When 38-year-old left-hander Andy Pettitte announced his retirement from the game of baseball on Friday at a press conference inside the halls of Yankee Stadium, he answered a question about possibly pitching again with a “never say never” type of response. In fact, those were nearly his exact words. Now Nick Cafardo of the Boston Globe can add a little fuel to that fire.
Cafardo spoke to a scout this weekend who believes that Pettitte might return at some point. Maybe not this season, but possibly in 2012.
“I get the feeling his career isn’t over,” said the scout. “For one, he can still pitch at a high level. Secondly, he didn’t retire with any conviction. The stuff about going back and forth on whether or not to pitch leads me to believe he’ll decide to pitch again.”
The Yanks were thought to be offering Pettitte a one-year, $12 million contract, and they probably would have sweetened that sum if he had asked. There’s little doubt that they will have interest if he decides to make a comeback next winter.
Pettitte has never relied on high velocities. He averaged under 90 MPH on his fastball last season and has been in the 89 MPH range for much of his career. He’s simply a crafty lefty, and he could probably remain crafty well into his early 40s.
Entering Thursday’s NLCS Game 5, Dodgers outfielder Enrique Hernandez had never hit a home run nor even driven in a run in the playoffs in his four-year career. He had homered twice in a regular season game just twice and his career-high for RBI in a game was four.
Hernandez hit three home runs and knocked in seven runs to help power the Dodgers past the Cubs 11-1 to win the National League pennant and punch their ticket to the World Series. His first homer was a solo homer to center field in the second inning off of starter Jose Quintana. He blasted a grand slam to right field off of Hector Rondon in the fourth, then tacked on a two-run blast in the ninth inning off of Mike Montgomery to make it 11-1.
Hernandez is the 10th player to hit three home runs in a postseason game. Jose Altuve, of course, did it two weeks ago in Game 1 of the ALDS against the Red Sox. Before Altuve, Pablo Sandoval (2012), Albert Pujols (2011), and Adrian Beltre (2011) were the last players to accomplish the feat.
Hernandez’s seven RBI set a new National League record for a postseason game. Only four other players — Troy O’Leary, John Valentin, Mo Vaughn, and Edgar Martinez — accomplished the feat.

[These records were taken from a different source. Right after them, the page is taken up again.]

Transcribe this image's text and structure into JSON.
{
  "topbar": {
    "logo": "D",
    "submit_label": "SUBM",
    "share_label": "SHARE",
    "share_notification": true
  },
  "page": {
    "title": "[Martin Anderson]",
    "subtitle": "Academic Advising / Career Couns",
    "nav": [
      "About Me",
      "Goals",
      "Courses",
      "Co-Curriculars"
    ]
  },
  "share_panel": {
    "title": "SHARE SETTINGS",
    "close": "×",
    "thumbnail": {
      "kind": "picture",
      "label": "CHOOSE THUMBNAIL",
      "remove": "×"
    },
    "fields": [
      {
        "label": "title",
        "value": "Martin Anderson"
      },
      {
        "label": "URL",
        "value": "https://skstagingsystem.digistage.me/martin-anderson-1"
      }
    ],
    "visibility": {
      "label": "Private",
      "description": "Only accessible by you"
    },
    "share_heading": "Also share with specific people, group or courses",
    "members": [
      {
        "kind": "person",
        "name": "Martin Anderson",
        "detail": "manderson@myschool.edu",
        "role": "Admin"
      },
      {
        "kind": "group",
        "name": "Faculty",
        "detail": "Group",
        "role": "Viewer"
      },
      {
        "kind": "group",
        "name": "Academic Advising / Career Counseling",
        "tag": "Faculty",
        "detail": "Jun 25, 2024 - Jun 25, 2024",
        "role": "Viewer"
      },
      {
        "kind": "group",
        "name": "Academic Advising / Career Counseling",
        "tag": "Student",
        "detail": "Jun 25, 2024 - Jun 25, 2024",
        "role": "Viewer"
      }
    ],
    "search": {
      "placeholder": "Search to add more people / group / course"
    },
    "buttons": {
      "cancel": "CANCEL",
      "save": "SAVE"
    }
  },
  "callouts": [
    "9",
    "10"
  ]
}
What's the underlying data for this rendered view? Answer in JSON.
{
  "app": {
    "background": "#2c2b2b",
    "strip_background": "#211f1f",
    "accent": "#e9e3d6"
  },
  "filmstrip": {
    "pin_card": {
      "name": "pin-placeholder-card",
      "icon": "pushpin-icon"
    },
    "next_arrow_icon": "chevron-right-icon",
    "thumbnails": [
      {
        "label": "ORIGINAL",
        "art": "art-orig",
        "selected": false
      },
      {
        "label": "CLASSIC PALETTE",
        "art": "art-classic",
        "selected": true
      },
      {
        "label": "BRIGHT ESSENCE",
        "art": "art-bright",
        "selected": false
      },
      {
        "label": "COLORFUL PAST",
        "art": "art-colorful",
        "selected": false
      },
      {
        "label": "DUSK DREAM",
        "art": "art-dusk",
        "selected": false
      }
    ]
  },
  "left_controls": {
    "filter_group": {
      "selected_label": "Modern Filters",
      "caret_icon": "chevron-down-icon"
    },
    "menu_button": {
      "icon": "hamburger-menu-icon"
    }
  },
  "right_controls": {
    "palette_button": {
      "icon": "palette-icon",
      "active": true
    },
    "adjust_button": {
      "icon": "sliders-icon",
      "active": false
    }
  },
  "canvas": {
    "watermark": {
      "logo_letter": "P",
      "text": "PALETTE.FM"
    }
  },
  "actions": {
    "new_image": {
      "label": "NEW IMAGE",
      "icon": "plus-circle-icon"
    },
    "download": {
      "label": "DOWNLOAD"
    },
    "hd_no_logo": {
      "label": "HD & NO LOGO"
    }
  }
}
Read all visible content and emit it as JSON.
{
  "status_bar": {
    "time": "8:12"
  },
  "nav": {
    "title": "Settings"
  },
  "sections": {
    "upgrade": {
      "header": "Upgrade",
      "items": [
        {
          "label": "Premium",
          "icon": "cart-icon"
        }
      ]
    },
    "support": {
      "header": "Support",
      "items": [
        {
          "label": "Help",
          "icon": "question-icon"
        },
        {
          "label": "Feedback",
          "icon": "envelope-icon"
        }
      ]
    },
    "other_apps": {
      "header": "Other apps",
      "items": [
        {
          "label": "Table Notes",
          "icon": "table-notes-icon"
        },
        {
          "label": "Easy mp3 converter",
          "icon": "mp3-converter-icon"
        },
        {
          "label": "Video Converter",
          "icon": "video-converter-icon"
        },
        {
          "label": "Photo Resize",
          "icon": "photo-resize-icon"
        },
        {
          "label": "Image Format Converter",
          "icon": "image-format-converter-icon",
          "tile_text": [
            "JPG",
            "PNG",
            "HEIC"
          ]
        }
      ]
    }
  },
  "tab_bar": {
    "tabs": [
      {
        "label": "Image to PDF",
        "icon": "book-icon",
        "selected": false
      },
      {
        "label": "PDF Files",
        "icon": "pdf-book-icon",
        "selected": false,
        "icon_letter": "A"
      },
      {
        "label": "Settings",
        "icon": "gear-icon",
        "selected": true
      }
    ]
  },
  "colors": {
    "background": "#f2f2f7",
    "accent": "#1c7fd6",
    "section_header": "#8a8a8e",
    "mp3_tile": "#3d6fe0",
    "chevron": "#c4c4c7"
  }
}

No one has hit three home runs and knocked in seven-plus in a game… until Hernandez. He certainly picked a good time to break out.